One-mode network 2

Fig. 3: A fictitious one-mode network representing pottery forms connected to other pottery forms which have been found on the same site (co-presence). The value indicates the number of sites on which both forms are co-present. (click to enlarge)

Now, what do these networks actually mean? As it is our goal to shed light on the relationship between ceramics and the dynamics of Roman trade, we should be very critical and clear about this point. We state that when sites have evidence of a specific pottery form in common, they have a connection of some sort. The nature of this connection represents, in its broadest sense, the distribution network of a pottery form. What network analysis allows us to do is to analyse the structure of these distribution networks, which will help us understand the processes that reach, maintain and evolve these structures.
A first step in our attempt at understanding the structure of Roman ceramic distributions lies in identifying strong components using m-slices (de Nooy 2005: 109-113) : we will look for vertices which are strongly connected to each other and have high edge values (ie. number of sites or co-present forms). For the first one-mode network (Fig. 2) such a strong component will contain sites that are all part of the distribution networks of a variety of pottery forms. In this fictitious example Athens, Rhodes and Sparta all have evidence of the same two pottery forms (EAA1 and EAA2), which might lead us to conclude that similar processes led to the deposition of these specific sherds on these sites. For the second one-mode network (Fig. 3) the strong components indicate pottery forms that are present in the same sites and, therefore, have a similar distribution pattern.

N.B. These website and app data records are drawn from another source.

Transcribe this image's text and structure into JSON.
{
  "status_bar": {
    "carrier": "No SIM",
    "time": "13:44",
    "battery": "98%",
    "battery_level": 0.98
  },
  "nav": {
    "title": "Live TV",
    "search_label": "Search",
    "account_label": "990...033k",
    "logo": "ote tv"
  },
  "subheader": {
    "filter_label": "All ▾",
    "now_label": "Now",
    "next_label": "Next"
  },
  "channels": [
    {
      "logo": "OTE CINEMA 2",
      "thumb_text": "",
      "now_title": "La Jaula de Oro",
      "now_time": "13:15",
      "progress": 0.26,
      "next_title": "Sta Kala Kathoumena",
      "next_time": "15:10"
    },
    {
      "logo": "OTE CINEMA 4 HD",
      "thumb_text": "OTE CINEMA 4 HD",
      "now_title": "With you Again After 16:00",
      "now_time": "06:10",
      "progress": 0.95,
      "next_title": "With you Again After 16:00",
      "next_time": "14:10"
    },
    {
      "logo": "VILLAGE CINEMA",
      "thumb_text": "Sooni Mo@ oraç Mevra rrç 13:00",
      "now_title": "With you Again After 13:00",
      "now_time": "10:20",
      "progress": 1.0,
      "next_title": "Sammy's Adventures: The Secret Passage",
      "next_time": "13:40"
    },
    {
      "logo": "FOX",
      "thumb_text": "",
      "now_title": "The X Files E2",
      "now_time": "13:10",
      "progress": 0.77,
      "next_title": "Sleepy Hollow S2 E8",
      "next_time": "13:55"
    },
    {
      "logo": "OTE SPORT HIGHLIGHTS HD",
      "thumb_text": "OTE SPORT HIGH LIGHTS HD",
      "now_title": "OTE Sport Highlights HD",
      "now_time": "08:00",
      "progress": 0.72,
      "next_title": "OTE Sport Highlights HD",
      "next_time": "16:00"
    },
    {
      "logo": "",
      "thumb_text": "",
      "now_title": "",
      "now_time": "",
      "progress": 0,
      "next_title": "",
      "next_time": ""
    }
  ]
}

Such an analysis might considerably improve our understanding of ceramic distributions as it allows us to answer questions such as: What pottery forms had a similar distribution? Can this be explained by the proximity of the producing centre to the consuming sites? Is there a significant difference in the distribution of pottery forms made from the same ceramic ware group (ie. the same producing region)? Is there a similarity between distribution patterns of forms from different wares (which might indicate similar processes of distribution for different producing centres)?
Apart from identifying clusters of sites that form part of similar distribution networks and pottery forms that had a comparable distribution, we can examine the position of individual sites in these networks. When we restrict our attention to the connections in the networks, we get an impression of the diversity of trade relations. Every edge represents the membership of a site or pottery form to a distribution network. Vertices with many edges have access to many and diverse distribution networks, which might indicate better knowledge of trade patterns or a stronger position in pottery trade, as more information on pottery distribution networks is at their disposal. Such aspects can be studied by focusing solely on the number of absolute or relative edges, using methods to define degree, K-cores, closeness, betweenness, bridges and week ties. Although we can’t elaborate on their exact application here, these measurements help us understand the position and roles of sites and pottery forms in different distribution networks. We might be able to identify sites which played a dominant or regulating role in the distribution of specific pottery forms or wares. We would like to stress that identifying such sites is crucial in any attempt to reconstruct trade routes, as they might serve to fill in the gaps on a transportation route from producing centres to consuming centres.
Another strength of our approach will lie in the analysis of networks from different time periods, allowing for the evolution of distribution patterns to become apparent, and threshold periods to be identified.
This type of networks will form the basis for a comparison with contemporary shortest-path networks, described in the next method update.
The analysis of the structure of the distribution patterns as they are represented in the co-presence networks will be studied in more detail using hierarchical clustering based on dissimilarity measurements. This refinement of our method will be described in a later blog post.